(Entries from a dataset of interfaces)
· · · · ·

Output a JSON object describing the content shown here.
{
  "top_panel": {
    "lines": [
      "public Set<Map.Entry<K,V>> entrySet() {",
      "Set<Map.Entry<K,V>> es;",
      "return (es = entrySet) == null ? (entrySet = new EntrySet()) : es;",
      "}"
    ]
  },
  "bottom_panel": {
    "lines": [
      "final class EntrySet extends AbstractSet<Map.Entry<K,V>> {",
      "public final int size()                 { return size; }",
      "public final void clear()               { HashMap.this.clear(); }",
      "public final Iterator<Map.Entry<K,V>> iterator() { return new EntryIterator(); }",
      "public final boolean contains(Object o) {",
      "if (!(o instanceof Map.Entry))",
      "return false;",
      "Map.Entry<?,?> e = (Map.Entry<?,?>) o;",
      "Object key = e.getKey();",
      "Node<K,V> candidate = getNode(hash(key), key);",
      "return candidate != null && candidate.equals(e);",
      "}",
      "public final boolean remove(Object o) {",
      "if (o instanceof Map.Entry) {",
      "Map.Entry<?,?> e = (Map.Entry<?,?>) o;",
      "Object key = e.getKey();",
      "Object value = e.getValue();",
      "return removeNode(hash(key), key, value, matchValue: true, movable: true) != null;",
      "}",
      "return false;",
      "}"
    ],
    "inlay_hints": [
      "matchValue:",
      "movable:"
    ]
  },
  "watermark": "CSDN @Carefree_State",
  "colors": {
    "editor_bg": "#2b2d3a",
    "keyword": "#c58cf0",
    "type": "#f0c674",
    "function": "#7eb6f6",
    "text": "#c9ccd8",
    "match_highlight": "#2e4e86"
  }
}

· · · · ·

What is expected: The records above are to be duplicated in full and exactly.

Result of the exercise:
Output a JSON object describing the content shown here.
{
  "top_panel": {
    "lines": [
      "public Set<Map.Entry<K,V>> entrySet() {",
      "Set<Map.Entry<K,V>> es;",
      "return (es = entrySet) == null ? (entrySet = new EntrySet()) : es;",
      "}"
    ]
  },
  "bottom_panel": {
    "lines": [
      "final class EntrySet extends AbstractSet<Map.Entry<K,V>> {",
      "public final int size()                 { return size; }",
      "public final void clear()               { HashMap.this.clear(); }",
      "public final Iterator<Map.Entry<K,V>> iterator() { return new EntryIterator(); }",
      "public final boolean contains(Object o) {",
      "if (!(o instanceof Map.Entry))",
      "return false;",
      "Map.Entry<?,?> e = (Map.Entry<?,?>) o;",
      "Object key = e.getKey();",
      "Node<K,V> candidate = getNode(hash(key), key);",
      "return candidate != null && candidate.equals(e);",
      "}",
      "public final boolean remove(Object o) {",
      "if (o instanceof Map.Entry) {",
      "Map.Entry<?,?> e = (Map.Entry<?,?>) o;",
      "Object key = e.getKey();",
      "Object value = e.getValue();",
      "return removeNode(hash(key), key, value, matchValue: true, movable: true) != null;",
      "}",
      "return false;",
      "}"
    ],
    "inlay_hints": [
      "matchValue:",
      "movable:"
    ]
  },
  "watermark": "CSDN @Carefree_State",
  "colors": {
    "editor_bg": "#2b2d3a",
    "keyword": "#c58cf0",
    "type": "#f0c674",
    "function": "#7eb6f6",
    "text": "#c9ccd8",
    "match_highlight": "#2e4e86"
  }
}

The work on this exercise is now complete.